Let's Rethink "Go Long"
When Carl Levin takes over the Senate Armed Services Committee in January, he should investigate why the Bush Administration is likely to recommend a vast expansion of our training and advisory commitment to the Iraqis, when we have grossly bungled the effort so far.
In dozens of official interviews compiled by the Army for its oral history archives, officers who had been involved in training and advising Iraqis bluntly criticized almost every aspect of the effort. Some officers thought that team members were often selected poorly. Others fretted that the soldiers who prepared them had never served in Iraq and lacked understanding of the tasks of training and advising.
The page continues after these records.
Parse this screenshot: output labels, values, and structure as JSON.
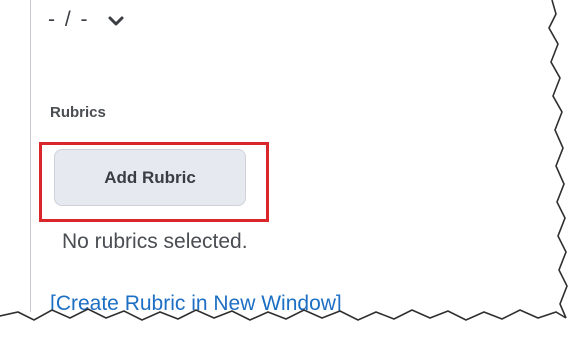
{
  "grade": {
    "value_text": "- / -"
  },
  "rubrics": {
    "section_label": "Rubrics",
    "add_button_label": "Add Rubric",
    "empty_message": "No rubrics selected.",
    "create_link_label": "[Create Rubric in New Window]"
  },
  "colors": {
    "highlight": "#d9262a",
    "link": "#1d6fc4",
    "button_bg": "#e6e9ef"
  },
  "icons": {
    "grade_dropdown": "chevron-down-icon"
  }
}
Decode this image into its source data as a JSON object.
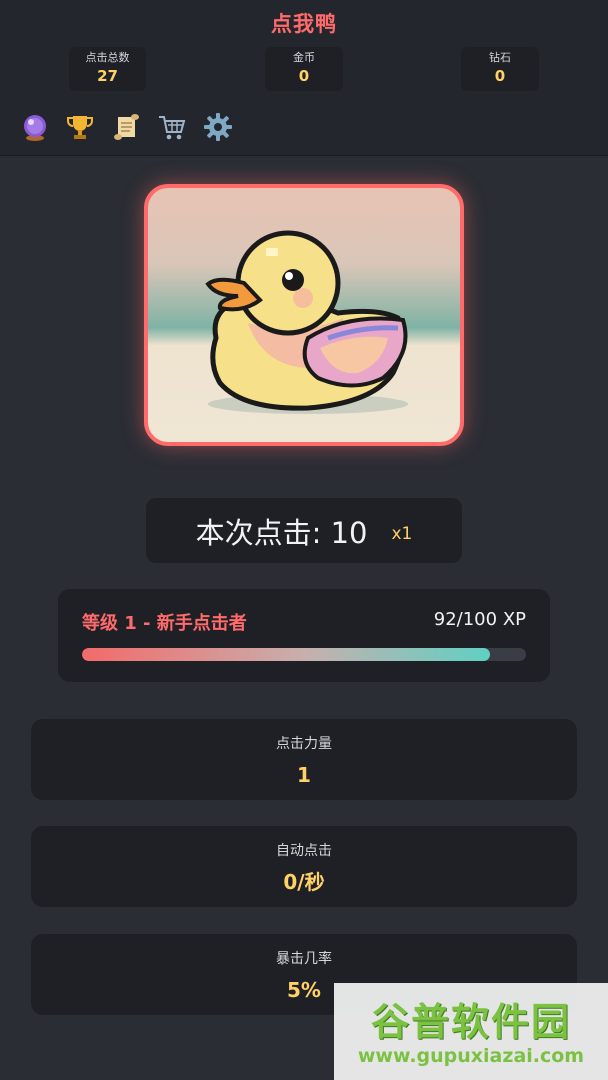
{
  "header": {
    "title": "点我鸭",
    "stats": {
      "total_clicks_label": "点击总数",
      "total_clicks_value": "27",
      "coins_label": "金币",
      "coins_value": "0",
      "gems_label": "钻石",
      "gems_value": "0"
    },
    "toolbar": [
      "crystal-ball-icon",
      "trophy-icon",
      "scroll-icon",
      "shopping-cart-icon",
      "gear-icon"
    ]
  },
  "clicker": {
    "image_subject": "pixel-art yellow duck",
    "current_clicks_text": "本次点击: 10",
    "multiplier": "x1"
  },
  "level": {
    "name": "等级 1 - 新手点击者",
    "xp_text": "92/100 XP",
    "progress": 0.92
  },
  "stats_panels": [
    {
      "label": "点击力量",
      "value": "1"
    },
    {
      "label": "自动点击",
      "value": "0/秒"
    },
    {
      "label": "暴击几率",
      "value": "5%"
    }
  ],
  "watermark": {
    "title": "谷普软件园",
    "url": "www.gupuxiazai.com"
  },
  "colors": {
    "background": "#2a2d34",
    "card": "#1e2025",
    "accent_red": "#ff6b6b",
    "accent_gold": "#ffd166",
    "xp_teal": "#5fd0c4"
  }
}
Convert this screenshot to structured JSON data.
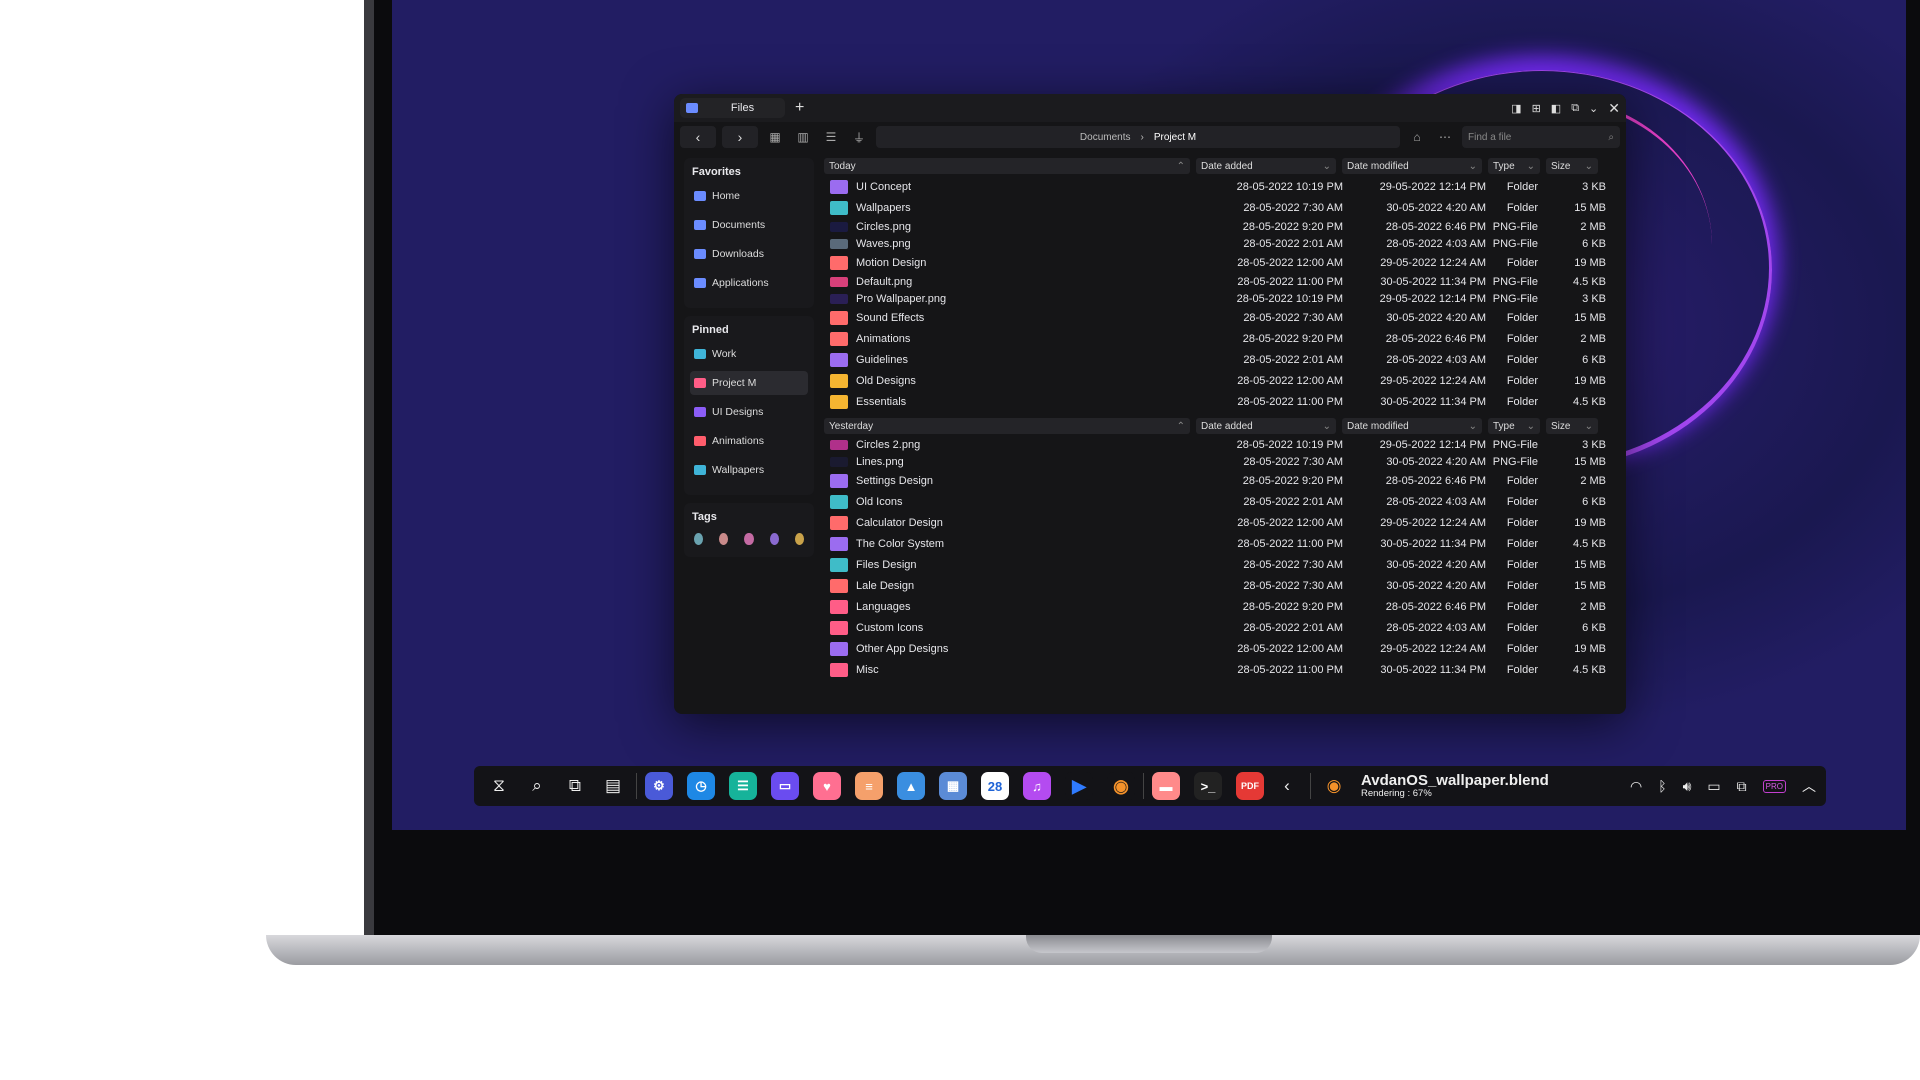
{
  "window": {
    "tab_title": "Files",
    "new_tab": "+",
    "breadcrumb": [
      "Documents",
      "Project M"
    ],
    "search_placeholder": "Find a file"
  },
  "sidebar": {
    "favorites_title": "Favorites",
    "favorites": [
      {
        "label": "Home",
        "color": "#6b8cff"
      },
      {
        "label": "Documents",
        "color": "#6b8cff"
      },
      {
        "label": "Downloads",
        "color": "#6b8cff"
      },
      {
        "label": "Applications",
        "color": "#6b8cff"
      }
    ],
    "pinned_title": "Pinned",
    "pinned": [
      {
        "label": "Work",
        "color": "#3fb4d8"
      },
      {
        "label": "Project M",
        "color": "#ff5d87"
      },
      {
        "label": "UI Designs",
        "color": "#8b5cf6"
      },
      {
        "label": "Animations",
        "color": "#ff5d6c"
      },
      {
        "label": "Wallpapers",
        "color": "#3fb4d8"
      }
    ],
    "tags_title": "Tags",
    "tags": [
      "#6aa3b0",
      "#c98a8a",
      "#c46aa3",
      "#8a6ad0",
      "#c9a24a"
    ]
  },
  "columns": {
    "date_added": "Date added",
    "date_modified": "Date modified",
    "type": "Type",
    "size": "Size"
  },
  "groups": [
    {
      "title": "Today",
      "files": [
        {
          "name": "UI Concept",
          "added": "28-05-2022 10:19 PM",
          "modified": "29-05-2022 12:14 PM",
          "type": "Folder",
          "size": "3 KB",
          "color": "#9b6cf0",
          "kind": "folder"
        },
        {
          "name": "Wallpapers",
          "added": "28-05-2022 7:30 AM",
          "modified": "30-05-2022 4:20 AM",
          "type": "Folder",
          "size": "15 MB",
          "color": "#3fbcc8",
          "kind": "folder"
        },
        {
          "name": "Circles.png",
          "added": "28-05-2022 9:20 PM",
          "modified": "28-05-2022 6:46 PM",
          "type": "PNG-File",
          "size": "2 MB",
          "color": "#1a1a40",
          "kind": "img"
        },
        {
          "name": "Waves.png",
          "added": "28-05-2022 2:01 AM",
          "modified": "28-05-2022 4:03 AM",
          "type": "PNG-File",
          "size": "6 KB",
          "color": "#5a6a7a",
          "kind": "img"
        },
        {
          "name": "Motion Design",
          "added": "28-05-2022 12:00 AM",
          "modified": "29-05-2022 12:24 AM",
          "type": "Folder",
          "size": "19 MB",
          "color": "#ff6b6b",
          "kind": "folder"
        },
        {
          "name": "Default.png",
          "added": "28-05-2022 11:00 PM",
          "modified": "30-05-2022 11:34 PM",
          "type": "PNG-File",
          "size": "4.5 KB",
          "color": "#d8407a",
          "kind": "img"
        },
        {
          "name": "Pro Wallpaper.png",
          "added": "28-05-2022 10:19 PM",
          "modified": "29-05-2022 12:14 PM",
          "type": "PNG-File",
          "size": "3 KB",
          "color": "#2a1f55",
          "kind": "img"
        },
        {
          "name": "Sound Effects",
          "added": "28-05-2022 7:30 AM",
          "modified": "30-05-2022 4:20 AM",
          "type": "Folder",
          "size": "15 MB",
          "color": "#ff6b6b",
          "kind": "folder"
        },
        {
          "name": "Animations",
          "added": "28-05-2022 9:20 PM",
          "modified": "28-05-2022 6:46 PM",
          "type": "Folder",
          "size": "2 MB",
          "color": "#ff6b6b",
          "kind": "folder"
        },
        {
          "name": "Guidelines",
          "added": "28-05-2022 2:01 AM",
          "modified": "28-05-2022 4:03 AM",
          "type": "Folder",
          "size": "6 KB",
          "color": "#9b6cf0",
          "kind": "folder"
        },
        {
          "name": "Old Designs",
          "added": "28-05-2022 12:00 AM",
          "modified": "29-05-2022 12:24 AM",
          "type": "Folder",
          "size": "19 MB",
          "color": "#f5b531",
          "kind": "folder"
        },
        {
          "name": "Essentials",
          "added": "28-05-2022 11:00 PM",
          "modified": "30-05-2022 11:34 PM",
          "type": "Folder",
          "size": "4.5 KB",
          "color": "#f5b531",
          "kind": "folder"
        }
      ]
    },
    {
      "title": "Yesterday",
      "files": [
        {
          "name": "Circles 2.png",
          "added": "28-05-2022 10:19 PM",
          "modified": "29-05-2022 12:14 PM",
          "type": "PNG-File",
          "size": "3 KB",
          "color": "#b0308a",
          "kind": "img"
        },
        {
          "name": "Lines.png",
          "added": "28-05-2022 7:30 AM",
          "modified": "30-05-2022 4:20 AM",
          "type": "PNG-File",
          "size": "15 MB",
          "color": "#1a1a30",
          "kind": "img"
        },
        {
          "name": "Settings Design",
          "added": "28-05-2022 9:20 PM",
          "modified": "28-05-2022 6:46 PM",
          "type": "Folder",
          "size": "2 MB",
          "color": "#9b6cf0",
          "kind": "folder"
        },
        {
          "name": "Old Icons",
          "added": "28-05-2022 2:01 AM",
          "modified": "28-05-2022 4:03 AM",
          "type": "Folder",
          "size": "6 KB",
          "color": "#3fbcc8",
          "kind": "folder"
        },
        {
          "name": "Calculator Design",
          "added": "28-05-2022 12:00 AM",
          "modified": "29-05-2022 12:24 AM",
          "type": "Folder",
          "size": "19 MB",
          "color": "#ff6b6b",
          "kind": "folder"
        },
        {
          "name": "The Color System",
          "added": "28-05-2022 11:00 PM",
          "modified": "30-05-2022 11:34 PM",
          "type": "Folder",
          "size": "4.5 KB",
          "color": "#9b6cf0",
          "kind": "folder"
        },
        {
          "name": "Files Design",
          "added": "28-05-2022 7:30 AM",
          "modified": "30-05-2022 4:20 AM",
          "type": "Folder",
          "size": "15 MB",
          "color": "#3fbcc8",
          "kind": "folder"
        },
        {
          "name": "Lale Design",
          "added": "28-05-2022 7:30 AM",
          "modified": "30-05-2022 4:20 AM",
          "type": "Folder",
          "size": "15 MB",
          "color": "#ff6b6b",
          "kind": "folder"
        },
        {
          "name": "Languages",
          "added": "28-05-2022 9:20 PM",
          "modified": "28-05-2022 6:46 PM",
          "type": "Folder",
          "size": "2 MB",
          "color": "#ff5d87",
          "kind": "folder"
        },
        {
          "name": "Custom Icons",
          "added": "28-05-2022 2:01 AM",
          "modified": "28-05-2022 4:03 AM",
          "type": "Folder",
          "size": "6 KB",
          "color": "#ff5d87",
          "kind": "folder"
        },
        {
          "name": "Other App Designs",
          "added": "28-05-2022 12:00 AM",
          "modified": "29-05-2022 12:24 AM",
          "type": "Folder",
          "size": "19 MB",
          "color": "#9b6cf0",
          "kind": "folder"
        },
        {
          "name": "Misc",
          "added": "28-05-2022 11:00 PM",
          "modified": "30-05-2022 11:34 PM",
          "type": "Folder",
          "size": "4.5 KB",
          "color": "#ff5d87",
          "kind": "folder"
        }
      ]
    }
  ],
  "taskbar": {
    "apps": [
      {
        "name": "settings-app",
        "color": "#4a5ad8",
        "glyph": "⚙"
      },
      {
        "name": "clock-app",
        "color": "#1e88e5",
        "glyph": "◷"
      },
      {
        "name": "messages-app",
        "color": "#16b39a",
        "glyph": "☰"
      },
      {
        "name": "window-app",
        "color": "#6a4cf0",
        "glyph": "▭"
      },
      {
        "name": "brush-app",
        "color": "#ff6f91",
        "glyph": "♥"
      },
      {
        "name": "notes-app",
        "color": "#f5a06b",
        "glyph": "≡"
      },
      {
        "name": "photos-app",
        "color": "#3a8ee0",
        "glyph": "▲"
      },
      {
        "name": "calculator-app",
        "color": "#5b8bd6",
        "glyph": "▦"
      },
      {
        "name": "calendar-app",
        "color": "#ffffff",
        "glyph": "28"
      },
      {
        "name": "music-app",
        "color": "#b44bf0",
        "glyph": "♫"
      },
      {
        "name": "player-app",
        "color": "#131317",
        "glyph": "▶"
      },
      {
        "name": "blender-app",
        "color": "#131317",
        "glyph": "◉"
      }
    ],
    "pinned": [
      {
        "name": "files-app",
        "color": "#ff8a8a",
        "glyph": "▬"
      },
      {
        "name": "terminal-app",
        "color": "#222",
        "glyph": ">_"
      },
      {
        "name": "pdf-app",
        "color": "#e53935",
        "glyph": "PDF"
      }
    ],
    "render_file": "AvdanOS_wallpaper.blend",
    "render_status": "Rendering : 67%",
    "render_progress": 0.67,
    "pro_badge": "PRO"
  }
}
Many said they felt insufficiently supported by the Army while in Iraq, with intermittent shipments of supplies and interpreters who often did not seem to understand English.
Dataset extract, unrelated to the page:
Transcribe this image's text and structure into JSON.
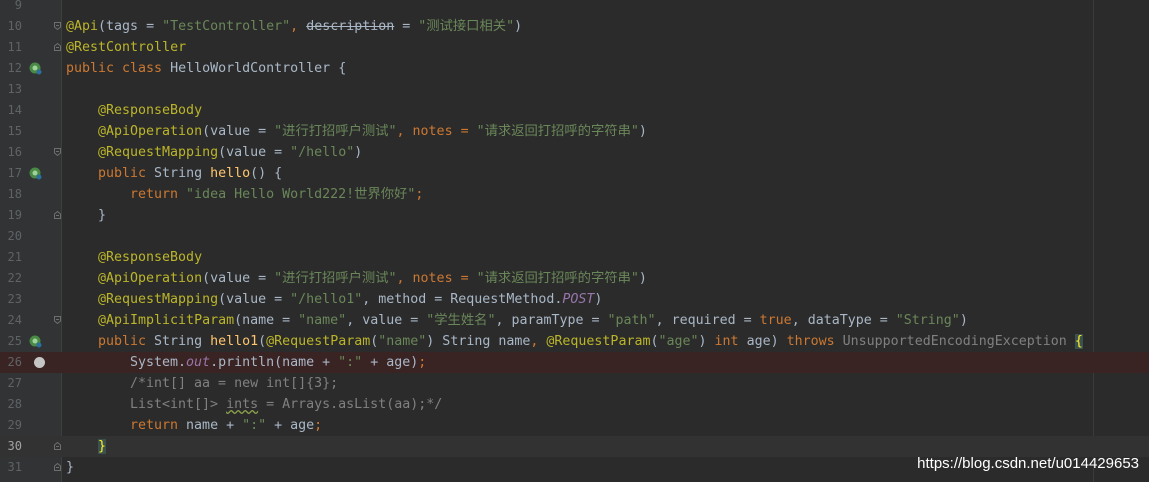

The Iraqi officers interviewed by an Army team also had complaints; the top one was that they were being advised by officers far junior to them who had never seen combat.
Some of the American officers even faulted their own lack of understanding of the task. "If I had to do it again, I know I'd do it completely different," reported Maj. Mike Sullivan, who advised an Iraqi army battalion in 2004. "I went there with the wrong attitude and I thought I understood Iraq and the history because I had seen PowerPoint slides, but I really didn't."
How much taxpayer money has Donald Rumsfeld squandered on this effort, and why again do we feel that the American military should be training the Iraqis on how to secure their country? But I'm sure this is somehow not Rummy's fault, but rather Bill Clinton's, right?